Is repeated coronary surgery for recurrent angina cost effective?

Eur Heart J. 1992 Jan;13(1):9-14. doi: 10.1093/oxfordjournals.eurheartj.a060055.


Between January 1980 and May 1988, 1363 patients underwent first time coronary artery bypass grafting (CABG) and 49 (3.6%) were reoperated for recurrent angina by the same surgeon in this unit. There were 42 males and five females with a mean age of 53.6 years. Mean time since first operation was 68.9 (37 SD) months. Prior to surgery only eight (16.3%) were still working. There were three hospital deaths and two late deaths at 2.5 and 3.5 years after surgery and one patient underwent cardiac transplantation at 1.5 years. Follow-up has been completed up to March 1989, mean 3.7 years, range 10-108 months. Questionnaires were sent to all patients concerning the financial and functional situation. Hospital expenses were calculated (a) prospectively for 15 consecutive first time CABGs and for five second time CABGs, (b) retrospectively from patients' records with the help of a simple computer programme. The final figures were corrected for inflation rates. The 1- and 5-year actuarial probability of angina-free interval was 87.5% and 40% respectively. Eight patients (12.2%) had no benefit, six (13.6%) had benefit but were not able to work, 16 (36.4%) were able to work but unemployed and 14 (13.8%) were fully employed producing a total salary of 69,072 pounds per annum. Hospital expenses were: first time CABG 3645-4049 pounds, second time CABG 6290-7235. The total for the entire group was 308 166 pounds. Repeated coronary surgery can be accomplished with reasonable mortality and has good late results.(ABSTRACT TRUNCATED AT 250 WORDS)

MeSH terms

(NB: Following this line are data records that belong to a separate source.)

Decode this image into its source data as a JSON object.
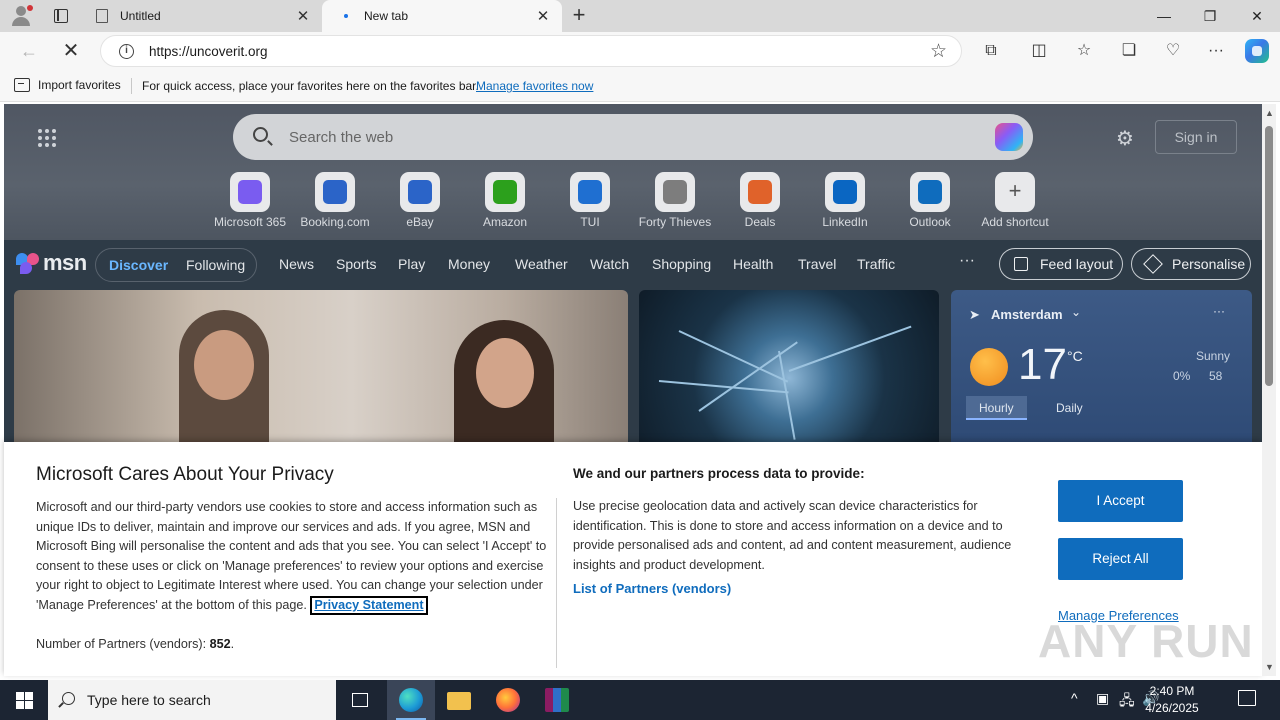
{
  "browser": {
    "tabs": [
      {
        "title": "Untitled",
        "close": "✕"
      },
      {
        "title": "New tab",
        "close": "✕"
      }
    ],
    "new_tab_glyph": "+",
    "window_controls": {
      "minimize": "—",
      "maximize": "❐",
      "close": "✕"
    },
    "url": "https://uncoverit.org",
    "favorites_bar": {
      "import_label": "Import favorites",
      "message": "For quick access, place your favorites here on the favorites bar.",
      "link": "Manage favorites now"
    }
  },
  "msn": {
    "search_placeholder": "Search the web",
    "sign_in": "Sign in",
    "shortcuts": [
      {
        "label": "Microsoft 365",
        "color": "#7a5cf0"
      },
      {
        "label": "Booking.com",
        "color": "#2b64c8"
      },
      {
        "label": "eBay",
        "color": "#2b64c8"
      },
      {
        "label": "Amazon",
        "color": "#2ca01c"
      },
      {
        "label": "TUI",
        "color": "#1f6fd1"
      },
      {
        "label": "Forty Thieves",
        "color": "#7d7d7d"
      },
      {
        "label": "Deals",
        "color": "#e0622a"
      },
      {
        "label": "LinkedIn",
        "color": "#0a66c2"
      },
      {
        "label": "Outlook",
        "color": "#0f6cbd"
      },
      {
        "label": "Add shortcut",
        "color": "#7d7d7d"
      }
    ],
    "logo": "msn",
    "nav_pill": {
      "discover": "Discover",
      "following": "Following"
    },
    "nav_links": [
      "News",
      "Sports",
      "Play",
      "Money",
      "Weather",
      "Watch",
      "Shopping",
      "Health",
      "Travel",
      "Traffic"
    ],
    "more": "···",
    "feed_layout": "Feed layout",
    "personalise": "Personalise",
    "weather": {
      "location": "Amsterdam",
      "temperature": "17",
      "unit": "°C",
      "condition": "Sunny",
      "precipitation": "0%",
      "aqi": "58",
      "tabs": [
        "Hourly",
        "Daily"
      ]
    }
  },
  "consent": {
    "title": "Microsoft Cares About Your Privacy",
    "body": "Microsoft and our third-party vendors use cookies to store and access information such as unique IDs to deliver, maintain and improve our services and ads. If you agree, MSN and Microsoft Bing will personalise the content and ads that you see. You can select 'I Accept' to consent to these uses or click on 'Manage preferences' to review your options and exercise your right to object to Legitimate Interest where used. You can change your selection under 'Manage Preferences' at the bottom of this page.",
    "privacy_link": "Privacy Statement",
    "partners_label": "Number of Partners (vendors):",
    "partners_count": "852",
    "partners_suffix": ".",
    "purposes_title": "We and our partners process data to provide:",
    "purposes_body": "Use precise geolocation data and actively scan device characteristics for identification. This is done to store and access information on a device and to provide personalised ads and content, ad and content measurement, audience insights and product development.",
    "list_partners": "List of Partners (vendors)",
    "accept": "I Accept",
    "reject": "Reject All",
    "manage": "Manage Preferences"
  },
  "watermark": "ANY RUN",
  "taskbar": {
    "search_placeholder": "Type here to search",
    "time": "2:40 PM",
    "date": "4/26/2025"
  }
}
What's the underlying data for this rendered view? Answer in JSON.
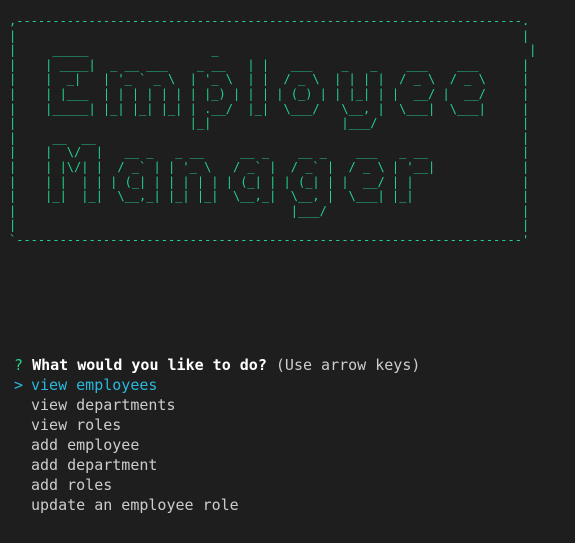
{
  "banner": {
    "art": ",----------------------------------------------------------------------.\n|                                                                      |\n|     _____                 _                                           |\n|    | ____|  _ __ ___    _ __   | |   ___    _   _    ___    ___      |\n|    |  _|   | '_ ` _ \\  | '_ \\  | |  / _ \\  | | | |  / _ \\  / _ \\     |\n|    | |___  | | | | | | | |_) | | | | (_) | | |_| | |  __/ |  __/     |\n|    |_____| |_| |_| |_| | .__/  |_|  \\___/   \\__, |  \\___|  \\___|     |\n|                        |_|                  |___/                    |\n|     __  __                                                           |\n|    |  \\/  |   __ _   _ __     __ _    __ _    ___   _ __             |\n|    | |\\/| |  / _` | | '_ \\   / _` |  / _` |  / _ \\ | '__|            |\n|    | |  | | | (_| | | | | | | (_| | | (_| | |  __/ | |               |\n|    |_|  |_|  \\__,_| |_| |_|  \\__,_|  \\__, |  \\___| |_|               |\n|                                      |___/                           |\n|                                                                      |\n`----------------------------------------------------------------------'"
  },
  "prompt": {
    "qmark": "?",
    "question": "What would you like to do?",
    "hint": "(Use arrow keys)"
  },
  "pointer": ">",
  "choices": [
    {
      "label": "view employees",
      "selected": true
    },
    {
      "label": "view departments",
      "selected": false
    },
    {
      "label": "view roles",
      "selected": false
    },
    {
      "label": "add employee",
      "selected": false
    },
    {
      "label": "add department",
      "selected": false
    },
    {
      "label": "add roles",
      "selected": false
    },
    {
      "label": "update an employee role",
      "selected": false
    }
  ],
  "colors": {
    "background": "#1e1e1e",
    "banner": "#23d18b",
    "selected": "#29b8db",
    "text": "#cccccc",
    "question": "#ffffff"
  }
}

  • Actuarial Analysis
  • Adult
  • Aged
  • Angina Pectoris / mortality
  • Angina Pectoris / rehabilitation
  • Angina Pectoris / surgery*
  • Coronary Artery Bypass / economics*
  • Cost-Benefit Analysis
  • Employment
  • Female
  • Humans
  • Male
  • Middle Aged
  • Quality of Life
  • Recurrence
  • Reoperation / economics